The Keeper at the New Museum
By Elana Kates
The New Museum’s recent exhibit, The Keeper, speaks to a particularly universal impulse: that to save, to amass, to preserve. Whether archival or anthropological, individual or historical. At this new show, the scope and range is extensive—the exhibit spans nearly four floors. The Keeper displays collections. These assortments reflect on the urge to collect things of varying degrees of importance (however you define this concept). Some are comprised of personal mementos and others antiquities. The items on display come from a diversity of historical contexts and circumstances. A selection of melted and distorted artifacts from the National Museum of Beirut is exhibited. These valuable objects, which had been warped by shellfire during the Lebanese Civil War, bear the physical manifestation of destruction and violence. And conversely: a collection of mini-sculptures by Japanese artist Yuji Agematsu. These small assemblages are composed of clear cigarette wrappings filled with a curated assortment of trash and detritus, which Agematsu obsessively collects during daily walks in Manhattan.
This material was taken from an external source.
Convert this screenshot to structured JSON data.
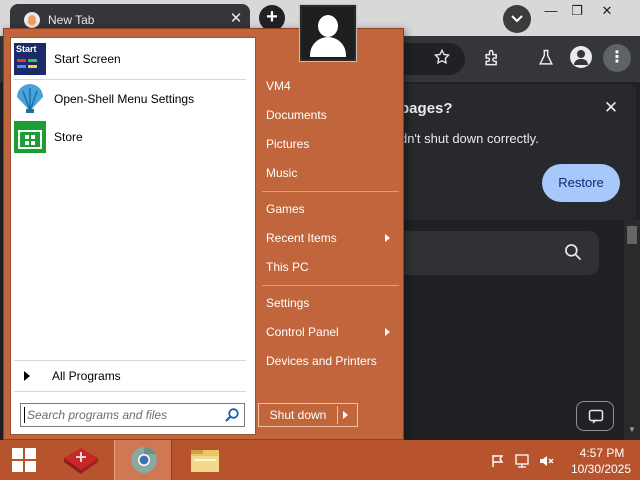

The cornerstone of The Keeper is an exhaustive project conceived and assembled by Ydessa Hendeles. This archive, titled Partners (The Teddy Bear Project), features some 3,000 family-album photographs of people posing with teddy bears. And the installation is overwhelming—walls are lined floor to ceiling with images that eventually blend together despite differing milieus and historical circumstances. Partners reveals a nearly frenzied impulse to comprehensively explore that which ties people to their playthings. Also displayed, an archive of a more personal nature: the 63-image photo-biography of Ye Jinglu. Jinglu, an avid portrait enthusiast, had his picture taken every year, from 1905 till his death in 1968. Although these unassuming images are formal and reserved, they betray Jinglu’s charming idiosyncrasies and mirror shifting cultural trends and developments. This condition is what links Partners and Ye Jinglu’s portraits, both collections of unassuming photographs that reflect individual proclivities and wider historical contexts.
The Keeper is full of such parallels and connections. Each of the collections displayed are unique, but they convey similar themes. Despite the multiplicity, universal truths emerge. This endures regardless of whether the work is that of an artist or amateur. And the exhibition’s collectiveness is exactly what makes it so captivating. The Keeper consistently and compellingly investigates distinctions between fine art and triviality at every level and on every floor (there are four of them).
The Keeper is on display from 7/20/16-9/25/16
Images © Tal Yaron
Article © Elana Kates